With Venezuelan president Hugo Chávez recovering from surgery, due to what may be terminal cancer, it’s easy to forget that this weekend will mark a handful of key regional races throughout Venezuela, including a gubernatorial race in Miranda state that pits Chávez’s former presidential rival against Chávez’s former vice president.
Although the attention this week has been mostly on Chávez’s health, his departure to Cuba for surgery and, perhaps above all, his speech last Saturday night indicating that his preferred successor is former foreign minister and vice president Nicolás Maduro, the results of Sunday’s races will establish the backdrop for the leading figures of both Chávez’s Partido Socialista Unido de Venezuela (PSUV, or United Socialist Party of Venezuela) and the broad opposition coalition, the Mesa de la Unidad Democrática (MUD).
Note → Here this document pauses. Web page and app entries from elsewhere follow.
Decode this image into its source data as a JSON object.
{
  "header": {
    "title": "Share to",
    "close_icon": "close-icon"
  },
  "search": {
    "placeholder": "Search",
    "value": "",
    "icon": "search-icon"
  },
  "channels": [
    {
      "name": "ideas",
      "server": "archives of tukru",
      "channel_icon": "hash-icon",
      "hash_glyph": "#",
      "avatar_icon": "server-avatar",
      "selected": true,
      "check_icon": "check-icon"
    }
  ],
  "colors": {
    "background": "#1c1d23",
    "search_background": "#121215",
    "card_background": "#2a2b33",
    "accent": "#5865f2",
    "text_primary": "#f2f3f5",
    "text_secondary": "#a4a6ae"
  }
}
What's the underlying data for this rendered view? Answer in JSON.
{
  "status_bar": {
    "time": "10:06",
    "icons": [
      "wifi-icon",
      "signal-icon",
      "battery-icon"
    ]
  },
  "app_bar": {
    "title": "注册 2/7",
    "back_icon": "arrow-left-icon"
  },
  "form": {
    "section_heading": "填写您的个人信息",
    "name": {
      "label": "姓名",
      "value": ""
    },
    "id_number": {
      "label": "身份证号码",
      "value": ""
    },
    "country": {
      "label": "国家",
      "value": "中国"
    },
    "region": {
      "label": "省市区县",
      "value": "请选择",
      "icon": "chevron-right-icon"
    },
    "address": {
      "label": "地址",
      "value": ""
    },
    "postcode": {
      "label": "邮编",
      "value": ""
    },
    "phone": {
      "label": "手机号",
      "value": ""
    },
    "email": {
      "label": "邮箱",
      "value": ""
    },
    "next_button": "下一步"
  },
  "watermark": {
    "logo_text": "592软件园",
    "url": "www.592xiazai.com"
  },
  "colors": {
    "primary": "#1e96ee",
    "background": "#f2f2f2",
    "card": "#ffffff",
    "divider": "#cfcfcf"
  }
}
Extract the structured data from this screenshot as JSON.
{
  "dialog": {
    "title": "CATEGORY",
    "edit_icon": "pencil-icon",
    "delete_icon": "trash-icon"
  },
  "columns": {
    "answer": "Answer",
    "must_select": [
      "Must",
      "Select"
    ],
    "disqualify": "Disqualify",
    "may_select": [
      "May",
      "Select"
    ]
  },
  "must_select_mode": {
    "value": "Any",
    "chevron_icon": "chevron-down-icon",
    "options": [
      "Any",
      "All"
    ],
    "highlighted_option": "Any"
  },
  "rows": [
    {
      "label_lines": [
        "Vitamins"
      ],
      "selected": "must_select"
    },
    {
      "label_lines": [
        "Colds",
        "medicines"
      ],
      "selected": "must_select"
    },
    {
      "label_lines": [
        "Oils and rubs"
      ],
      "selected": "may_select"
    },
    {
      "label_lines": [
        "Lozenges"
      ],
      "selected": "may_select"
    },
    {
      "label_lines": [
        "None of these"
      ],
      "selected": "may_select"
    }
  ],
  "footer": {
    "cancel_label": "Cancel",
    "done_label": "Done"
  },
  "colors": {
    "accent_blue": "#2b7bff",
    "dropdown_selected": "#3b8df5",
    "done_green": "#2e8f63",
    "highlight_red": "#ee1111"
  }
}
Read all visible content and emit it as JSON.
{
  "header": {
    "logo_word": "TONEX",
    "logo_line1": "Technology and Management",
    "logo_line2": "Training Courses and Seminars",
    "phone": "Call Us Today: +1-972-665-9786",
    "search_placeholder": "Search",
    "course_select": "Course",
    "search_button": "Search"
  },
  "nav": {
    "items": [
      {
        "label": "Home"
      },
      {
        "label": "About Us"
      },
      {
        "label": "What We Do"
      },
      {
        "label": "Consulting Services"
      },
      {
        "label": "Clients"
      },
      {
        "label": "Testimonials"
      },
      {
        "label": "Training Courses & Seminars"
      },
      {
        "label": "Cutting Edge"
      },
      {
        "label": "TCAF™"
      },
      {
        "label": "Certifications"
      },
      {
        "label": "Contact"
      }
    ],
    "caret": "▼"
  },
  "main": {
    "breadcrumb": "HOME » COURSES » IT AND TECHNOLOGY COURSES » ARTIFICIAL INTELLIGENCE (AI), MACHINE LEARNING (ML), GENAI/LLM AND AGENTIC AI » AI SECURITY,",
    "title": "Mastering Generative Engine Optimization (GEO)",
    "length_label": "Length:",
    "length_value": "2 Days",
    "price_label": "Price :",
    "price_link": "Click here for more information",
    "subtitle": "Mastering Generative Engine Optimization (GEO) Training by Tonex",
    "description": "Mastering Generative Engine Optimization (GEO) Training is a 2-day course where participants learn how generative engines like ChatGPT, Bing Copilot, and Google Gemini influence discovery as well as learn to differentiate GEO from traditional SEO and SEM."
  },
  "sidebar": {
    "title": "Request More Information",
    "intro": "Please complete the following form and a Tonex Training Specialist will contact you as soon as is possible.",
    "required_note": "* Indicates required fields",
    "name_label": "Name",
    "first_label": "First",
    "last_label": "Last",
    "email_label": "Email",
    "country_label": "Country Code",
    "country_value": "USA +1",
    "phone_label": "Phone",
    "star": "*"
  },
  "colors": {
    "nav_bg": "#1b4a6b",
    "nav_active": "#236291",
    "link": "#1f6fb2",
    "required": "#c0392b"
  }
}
Indeed, with rumors flying of complications after his surgery, the weekend’s races have counterintuitively become more important as Venezuela prepares for the possibility, at least, of a new early presidential election if Chávez resigns or dies in office.
In their own right, however, because 20% of the federal budget is (theoretically) allotted to state governments, governorships provide the MUD and other opposition candidates a platform for government, notwithstanding the centralization of Venezuela’s federal system under PSUV rule.
The key race that everyone will be watching is the governor’s race in Miranda, where the incumbent, Henrique Capriles, recently finished his unsuccessful presidential campaign against Chávez as the MUD’s standard-bearer — although he lost by 9 points, Capriles won 45% of the vote, making him Chávez’s most successful political opponent in his 13-year reign. Miranda state is likely Venezuela’s most developed state and its second most populous, bordering (and in some cases including) the broad Caracas metropolitan area. Chávez actually won this state in the October presidential race by a squeaker — with 49.96% to Capriles’s 49.52%, and Capriles won the 2008 election with just over 52% of the vote.
His opponent is the somewhat humorless former vice president, Elias Jaua, and although one poll has shown Jaua with a five-point lead against Capriles, other polls have shown varying Capriles leads and it’s certainly difficult to believe Capriles is an underdog. By all accounts, the fresh-faced Miranda governor has been a more-than-capable administrator in the past four years, bringing a dose of good government to Miranda after the corruption of his predecessor, Diosdado Cabello. Furthemore, Jaua’s record as a colorless Chávez yes-man makes it seem like he’s less than likely to sweep to victory, although if Chávez’s health takes a serious turn for the worst between now and Sunday, Jaua may yet benefit from a vote of sympathy.
Capriles defeated Cabello, the governor from 2004 to 2008, in the prior election, and Cabello, who’s since become the leader of Venezuela’s PSUV-dominated National Assembly, would temporarily take over as president in the event that Chávez resigns or dies after he is sworn in for his next term (set to begin January 10), with a snap presidential election to follow within 30 days. Despite Chávez’s speech anointing Maduro as his preferred successor, Cabello has long harbored presidential ambitions, he, along with Jaua (especially if Jaua wins) may try to become the PSUV’s presidential candidate in any such election instead.
Of course, in the event of such a rapid election, Capriles is very likely to lead the opposition against Maduro, Cabello or whomever the PSUV runs. But that could change if Capriles doesn’t win Sunday’s vote in Miranda handily — given his narrow loss to Chávez and the very short 30-day window for a new presidential election, Capriles may nonetheless still be the main opposition candidate. But it would open the door for another candidate to emerge, likely from among the other six states where opposition governors are currently in power.
That brings us to Zulia state and with 3.8 million people, it’s Venezuela’s most populous. Nestled in Venezuela’s far northwest bordering Colombia along the Caribbean coast, Zulia’s oil and agricultural wealth makes it, like Miranda, one of the country’s wealthiest states. Pablo Pérez (pictured above, top), who widely lost the MUD’s presidential nomination to Capriles by a 2-to-1 margin way back in February 2012, is running for reelection in what should be an even more solid opposition win for Un Nuevo Tiempo (UNT, a New Era), the centrist party that was founded in Zulia in the late 1990s and which has controlled the governor’s office since 2000 (until 2008, under Manuel Rosales, who lost the 2006 presidential election against Chávez by a 25-point margin). Pérez is running against the PSUV’s Francisco Arias Cárdenas, governor of Zulia from 1995 to 2000, though Pérez is heavily favored. Capriles did better in Zulia than he did nationwide in October, winning 46.27% to just 53.34% for Chávez. Both Chávez’s national government and Pérez’s UNT regional government have spent large sums on social programs in the state, and a win for the PSUV would be quite a staggering victory for chavismo.
If Capriles falters in Miranda, Pérez, who lies politically to the left of Capriles, could well become the next consensus opposition presidential candidate.